The boy sat underneath the jungle gym, then stood, then kneeled, then crouched, then stood again. A tuft of black hair spilled through the back of his baseball cap, which he was wearing backwards. His navy, low-top Chuck Taylors were untied. The sitting, standing, kneeling, and crouching repeated four more times. And then he saw me watching him.
I was standing behind a hickory tree and didn’t think he could or would turn in my direction, but he had. The boy didn’t seem too bothered by my gaze since he returned to his posturings. The longer he knew I was still watching him, the more exaggerated his movements and huffing and puffing grew. Was he performing? Was he letting off steam? He couldn’t have been older than a fifth-grader, so what could he possibly have to vent? Daddy won’t buy me a puppy, mommy keeps changing her mind, daddy never leaves the house unless it’s for work, mommy is nicer to strangers than me, daddy has no friends.
Such evaluations would suggest a very perceptive child, and yet, how much of those utterances are indicative of a fast-developing mind vs. an ability to mimic linguistic stimuli? I stepped away from the tree and approach the jungle gym. The boy turned as he heard my feet shuffling through fallen leaves.
“Why are you watching me?”
“Why are you in a park by yourself?”
“I asked you first.”
“You look upset.”
“I’m not upset, I’m just tired.”
“You’re ten years-old, how could you be tired?”
“I’ve seen my future, it’s not pretty.”
“What you call not-pretty, someone else could call very pretty.”
The boy lowered his chin and exhaled like I’m the child.
“I grow up to be a killer.”
“How do you know?”
“Because I saw it.”
“Did you see your face?
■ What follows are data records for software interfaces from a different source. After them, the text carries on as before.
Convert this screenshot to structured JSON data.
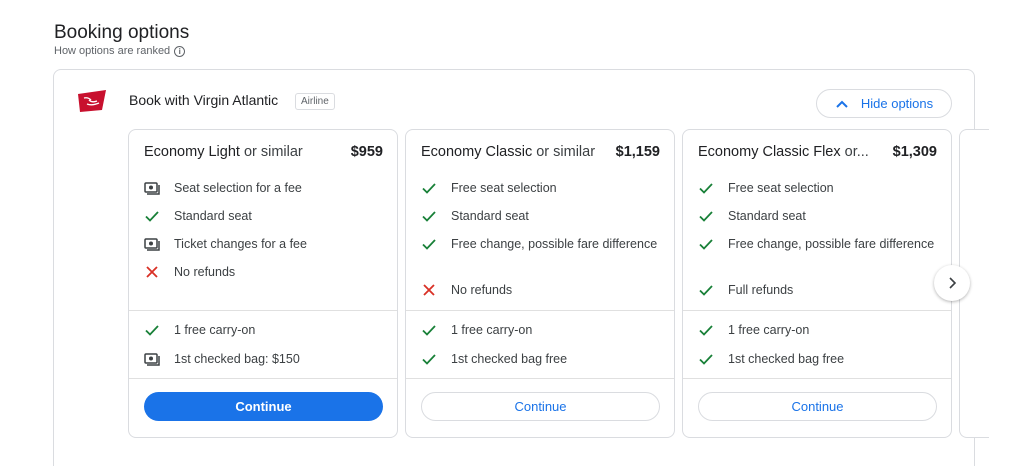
{
  "header": {
    "title": "Booking options",
    "ranked_text": "How options are ranked",
    "info_icon": "info-icon"
  },
  "provider": {
    "logo": "virgin-atlantic-logo",
    "name": "Book with Virgin Atlantic",
    "badge": "Airline",
    "hide_label": "Hide options"
  },
  "colors": {
    "accent": "#1a73e8",
    "check": "#188038",
    "cross": "#d93025",
    "fee": "#3c4043",
    "brand": "#c8102e"
  },
  "cards": [
    {
      "title": "Economy Light",
      "suffix": " or similar",
      "price": "$959",
      "features": [
        {
          "icon": "fee-icon",
          "text": "Seat selection for a fee"
        },
        {
          "icon": "check-icon",
          "text": "Standard seat"
        },
        {
          "icon": "fee-icon",
          "text": "Ticket changes for a fee"
        },
        {
          "icon": "cross-icon",
          "text": "No refunds"
        }
      ],
      "bags": [
        {
          "icon": "check-icon",
          "text": "1 free carry-on"
        },
        {
          "icon": "fee-icon",
          "text": "1st checked bag: $150"
        }
      ],
      "button": "Continue"
    },
    {
      "title": "Economy Classic",
      "suffix": " or similar",
      "price": "$1,159",
      "features": [
        {
          "icon": "check-icon",
          "text": "Free seat selection"
        },
        {
          "icon": "check-icon",
          "text": "Standard seat"
        },
        {
          "icon": "check-icon",
          "text": "Free change, possible fare difference"
        },
        {
          "icon": "cross-icon",
          "text": "No refunds"
        }
      ],
      "bags": [
        {
          "icon": "check-icon",
          "text": "1 free carry-on"
        },
        {
          "icon": "check-icon",
          "text": "1st checked bag free"
        }
      ],
      "button": "Continue"
    },
    {
      "title": "Economy Classic Flex",
      "suffix": " or...",
      "price": "$1,309",
      "features": [
        {
          "icon": "check-icon",
          "text": "Free seat selection"
        },
        {
          "icon": "check-icon",
          "text": "Standard seat"
        },
        {
          "icon": "check-icon",
          "text": "Free change, possible fare difference"
        },
        {
          "icon": "check-icon",
          "text": "Full refunds"
        }
      ],
      "bags": [
        {
          "icon": "check-icon",
          "text": "1 free carry-on"
        },
        {
          "icon": "check-icon",
          "text": "1st checked bag free"
        }
      ],
      "button": "Continue"
    }
  ],
  "next_icon": "chevron-right-icon"
}
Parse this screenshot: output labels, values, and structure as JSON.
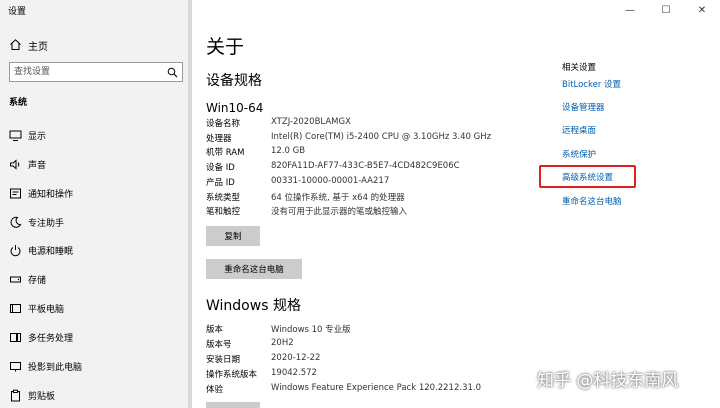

Were you watching yourself do it or was it like a first-person shooter video game and you knew it was you?”
“I saw it…I saw my face.”
“Do you want to be a killer?”
“Nobody wants to be a killer.”
“But do you?”
“I hope not.”
The boy flicked his glance up and with the clearest, crystal green eyes, he pleaded for me to help him so that he would never have to find out. I put my hands on his shoulders and squeezed. He let out a breath that smelled like pine and jasmine. I walked back up the hill and out of the park.
When I checked the news the next morning, I saw several headlines about a tree below the jungle gym where there wasn’t supposed to be one. Nobody thought to remove it. Twelve years later, after the park had undergone several changes in perimeter scope and terrain reshaping, a thunderstorm swept through the area. When the skies cleared again, and the neighborhood was cleaning up tree branches and leaves, power crews and tree removers found the bodies of a mother, a father, and a little boy in a baseball cap underneath a fallen tree. They had been crushed.
One more act of intervention that leads into irony and I’ll have my interventionist license revoked. Humans have no idea how hard it is to make their damn universe work.